    The Washington Lodge’s Henry County building was constructed on New Castle’s Main Street in the late 1800s and once boasted the largest fraternal membership in Kentucky.

  • KU, LG&E seek rate increases

    Landmark News Service

    Customers of Kentucky Utilities and the Louisville Gas and Electric Company could see rate increases later this year.

    E.ON U.S., parent company of KU and LG&E, announced plans last week to file rate adjustment requests with the Kentucky Public Service Commission.

    KU provides electricity to more than 500,000 customers in 77 Kentucky counties and five counties in Virginia. LG&E serves 314,000 natural gas and 389,000 electric customers in Louisville and 16 surrounding counties.

  • Groups encourage women to wear red Feb. 5

    Staff writer/photographer

    Don’t be too surprised if you see a little more red than usual Friday, Feb. 5. It’s National Wear Red Day.

    The day comes at the end of  Women’s Heart Foundation Heart Week, and is sponsored by the American Heart Association, not as a fashion statement but as an awareness tool.

    Both organizations want to educate the public about women and heart disease.

  • Pleasureville passes property ordinance

    In a long, contentious discussion, the Pleasureville City Commission voted 3-2 Monday night to approve a property ordinance that would enable the city to levy liens in worst case scenarios.

    Commissioners Gary Grigsby and R.L. Wilson voted for the ordinance, while Vic Harrod and Sandra Woods voted against it. Mayor Rodney Young cast the deciding vote.

  • Education Foundation dinner set for Feb. 6

    Staff writer/photographer

    The 18th Annual Eminence Education Foundation Dinner and Silent Auction begins at 6 p.m., Saturday, Feb. 6. in the Eminence School gymnasium

    Foundation member Kelly Mathis said an elegant atmosphere will be achieved with table linens and special touches at 40 long tables.

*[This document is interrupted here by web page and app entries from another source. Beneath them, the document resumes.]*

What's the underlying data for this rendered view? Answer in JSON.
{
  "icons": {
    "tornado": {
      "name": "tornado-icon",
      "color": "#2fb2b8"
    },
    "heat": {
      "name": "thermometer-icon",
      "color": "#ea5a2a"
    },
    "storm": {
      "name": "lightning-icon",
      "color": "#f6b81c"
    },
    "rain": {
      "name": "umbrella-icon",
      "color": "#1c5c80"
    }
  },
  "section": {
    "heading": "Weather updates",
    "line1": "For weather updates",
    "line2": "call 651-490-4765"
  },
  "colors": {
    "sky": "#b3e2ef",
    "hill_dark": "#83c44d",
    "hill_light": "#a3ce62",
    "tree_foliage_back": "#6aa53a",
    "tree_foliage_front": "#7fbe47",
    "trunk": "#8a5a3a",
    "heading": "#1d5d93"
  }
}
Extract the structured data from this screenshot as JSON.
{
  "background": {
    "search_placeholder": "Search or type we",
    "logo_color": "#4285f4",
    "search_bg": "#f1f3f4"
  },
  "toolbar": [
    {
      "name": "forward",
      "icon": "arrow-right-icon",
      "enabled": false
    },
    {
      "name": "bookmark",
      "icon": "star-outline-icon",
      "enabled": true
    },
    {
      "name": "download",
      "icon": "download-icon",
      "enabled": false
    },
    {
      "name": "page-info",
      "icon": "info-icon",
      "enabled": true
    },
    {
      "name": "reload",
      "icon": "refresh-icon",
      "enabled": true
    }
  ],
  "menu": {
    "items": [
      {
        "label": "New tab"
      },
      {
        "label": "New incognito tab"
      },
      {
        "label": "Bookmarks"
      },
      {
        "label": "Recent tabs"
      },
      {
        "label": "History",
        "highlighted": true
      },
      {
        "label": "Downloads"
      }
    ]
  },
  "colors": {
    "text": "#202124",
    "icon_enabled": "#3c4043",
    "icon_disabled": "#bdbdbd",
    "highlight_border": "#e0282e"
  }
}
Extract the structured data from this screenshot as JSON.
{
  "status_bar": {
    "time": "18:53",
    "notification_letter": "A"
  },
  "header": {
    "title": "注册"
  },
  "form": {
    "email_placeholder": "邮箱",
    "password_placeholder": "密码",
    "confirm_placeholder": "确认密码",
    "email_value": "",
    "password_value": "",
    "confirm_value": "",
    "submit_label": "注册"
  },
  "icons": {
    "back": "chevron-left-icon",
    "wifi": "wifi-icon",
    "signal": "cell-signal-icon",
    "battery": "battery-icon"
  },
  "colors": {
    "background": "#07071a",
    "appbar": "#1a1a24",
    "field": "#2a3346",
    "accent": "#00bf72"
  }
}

    All the Way Shoppe will cater the affair and tickets are $25 each.

    The auction promises to add excitement to the event.